→ What the exercise asks: Scan the material below for the string "subtitle", and copy every line where it shows up.

→ Input records:
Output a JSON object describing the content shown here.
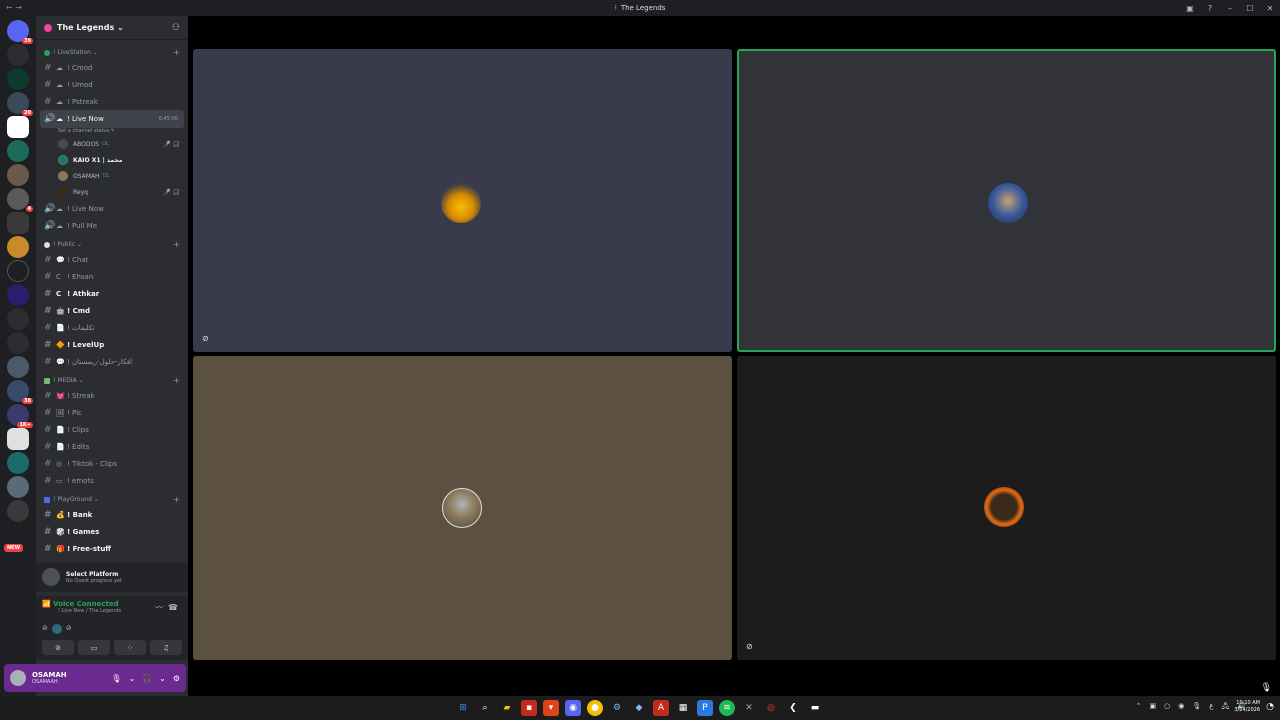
{
  "window": {
    "title": "The Legends",
    "controls": [
      "▣",
      "?",
      "–",
      "☐",
      "✕"
    ]
  },
  "rail": {
    "badges": [
      "39",
      "20",
      "4",
      "38",
      "1K+"
    ],
    "new_label": "NEW"
  },
  "guild": {
    "name": "The Legends ⌄"
  },
  "categories": [
    {
      "name": "! LiveStation ⌄",
      "color": "#23a55a",
      "channels": [
        {
          "icon": "☁",
          "name": "! Cmod"
        },
        {
          "icon": "☁",
          "name": "! Umod"
        },
        {
          "icon": "☁",
          "name": "! Pstreak"
        }
      ]
    }
  ],
  "live": {
    "name": "! Live Now",
    "time": "6:45:06",
    "status": "Set a channel status ✎",
    "users": [
      {
        "name": "ABODOS",
        "tag": "OL"
      },
      {
        "name": "KAIO X1 | محمد",
        "tag": ""
      },
      {
        "name": "OSAMAH",
        "tag": "OL"
      },
      {
        "name": "Reyq",
        "tag": ""
      }
    ]
  },
  "voice_extra": [
    {
      "name": "! Live Now"
    },
    {
      "name": "! Pull Me"
    }
  ],
  "public": {
    "name": "! Public ⌄",
    "channels": [
      {
        "icon": "💬",
        "name": "! Chat",
        "bold": false
      },
      {
        "icon": "C",
        "name": "! Ehsan",
        "bold": false
      },
      {
        "icon": "C",
        "name": "! Athkar",
        "bold": true
      },
      {
        "icon": "🤖",
        "name": "! Cmd",
        "bold": true
      },
      {
        "icon": "📄",
        "name": "! تكليفات",
        "bold": false
      },
      {
        "icon": "🔶",
        "name": "! LevelUp",
        "bold": true
      },
      {
        "icon": "💬",
        "name": "! افكار-حلول-ريمستان",
        "bold": false
      }
    ]
  },
  "media": {
    "name": "! MEDIA ⌄",
    "channels": [
      {
        "icon": "💓",
        "name": "! Streak"
      },
      {
        "icon": "🖼",
        "name": "! Pic"
      },
      {
        "icon": "📄",
        "name": "! Clips"
      },
      {
        "icon": "📄",
        "name": "! Edits"
      },
      {
        "icon": "◎",
        "name": "! Tiktok - Clips"
      },
      {
        "icon": "▭",
        "name": "! emots"
      }
    ]
  },
  "playground": {
    "name": "! PlayGround ⌄",
    "channels": [
      {
        "icon": "💰",
        "name": "! Bank",
        "bold": true
      },
      {
        "icon": "🎲",
        "name": "! Games",
        "bold": true
      },
      {
        "icon": "🎁",
        "name": "! Free-stuff",
        "bold": true
      }
    ]
  },
  "quest": {
    "title": "Select Platform",
    "subtitle": "No Quest progress yet"
  },
  "voice_panel": {
    "title": "Voice Connected",
    "subtitle": "! Live Now / The Legends"
  },
  "user": {
    "name": "OSAMAH",
    "status": "OSAMAAH"
  },
  "taskbar": {
    "time": "10:10 AM",
    "date": "3/24/2026"
  }
}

→ Answer below:
    "subtitle": "No Quest progress yet"
    "subtitle": "! Live Now / The Legends"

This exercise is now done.